This type of sale is the most popular method of selling and is when a property is listed at a specified price or with an indicative price range by a real estate agent or privately by the owner.
- You have greater control over the sale as you have set a price that reflects the price you want to achieve for your property.
- If you have chosen a good agent who is a skilful negotiator, you have a good chance of receiving your asking price.
- Many buyers like the fact that the price has been defined and prefer to buy through private treaty.
- You have time to consider offers put to you, via the agent and by potential buyers.
- You can extend the time your home is for sale indefinitely, which is helpful if the market is flat.
- You save on the expenses associated with auctions.
- If the price is set too high, there is a possibility the property won’t sell and there’s a risk of the property becoming stale in the market.
- If the price is set too low, you may miss out on maximising the value of your asset.
- The buyer usually has a cooling-off period and can withdraw from the contract without penalty, up to the point of contracts being exchanged.
If you have a property with unique features and qualities you may consider selling by auction.
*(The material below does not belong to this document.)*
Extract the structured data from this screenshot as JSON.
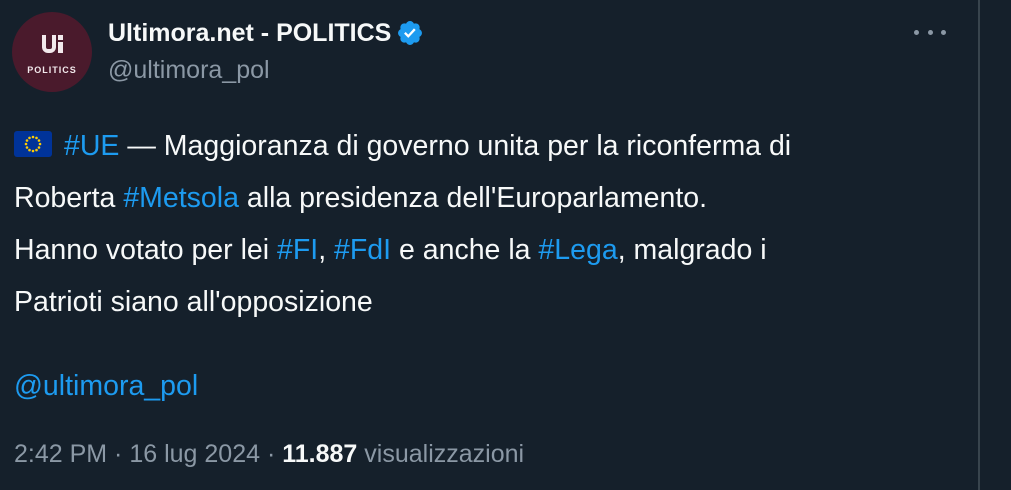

There is usually a four week intensive marketing campaign followed by a set date and time to conduct the auction. The property is offered up for bids and bids are taken and then the property is sold to the highest bidder (subject to the pre-agreed reserve price being met).
- The primary benefit of selling at auction is that no firm price needs to be set and competitive bidding may result in the vendor achieving a higher price than expected. This will obviously depend on supply and demand in the area.
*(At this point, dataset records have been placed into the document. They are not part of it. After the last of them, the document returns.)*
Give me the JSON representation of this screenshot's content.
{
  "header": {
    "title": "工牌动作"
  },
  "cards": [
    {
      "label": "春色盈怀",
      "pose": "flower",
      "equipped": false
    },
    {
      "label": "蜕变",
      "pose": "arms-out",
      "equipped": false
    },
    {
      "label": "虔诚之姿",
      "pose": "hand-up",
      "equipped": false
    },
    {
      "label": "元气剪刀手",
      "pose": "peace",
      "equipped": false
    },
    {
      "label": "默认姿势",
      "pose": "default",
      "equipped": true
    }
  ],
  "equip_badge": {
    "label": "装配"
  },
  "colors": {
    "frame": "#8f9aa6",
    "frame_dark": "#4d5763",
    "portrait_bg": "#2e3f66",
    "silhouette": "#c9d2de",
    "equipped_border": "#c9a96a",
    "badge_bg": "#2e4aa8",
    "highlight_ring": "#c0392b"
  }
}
- The reserve price placed on the property can be set just before the auction occurs, by which time the vendor has had several weeks worth of feedback to consider from real estate agents and interested parties.
- Auctions provide a fixed amount of time in which the house will be sold.
- It is in the interest of your appointed agent to provide maximum marketing exposure.
- The buyer signs the contract and pays a deposit on the day of the auction, freeing up the vendor to buy elsewhere.
- One or more buyers may make a pre-auction offer, which gives you negotiating power.
- There is no cooling-off period, so if the buyer backs out they lose their 10% deposit.
- Many buyers are put off by the auction process and the success of any auction is dependent on who turns up on the day.
- With the sale of most items you start at a high price and come down, but with an auction the opposite applies. This means that you may not get the highest possible price the buyer would have been prepared to pay.
- If the reserve price is not met and the property is ‘passed in’ (fails to sell), the vendor will still have to pay for marketing expenses and the costs of the auctioneer.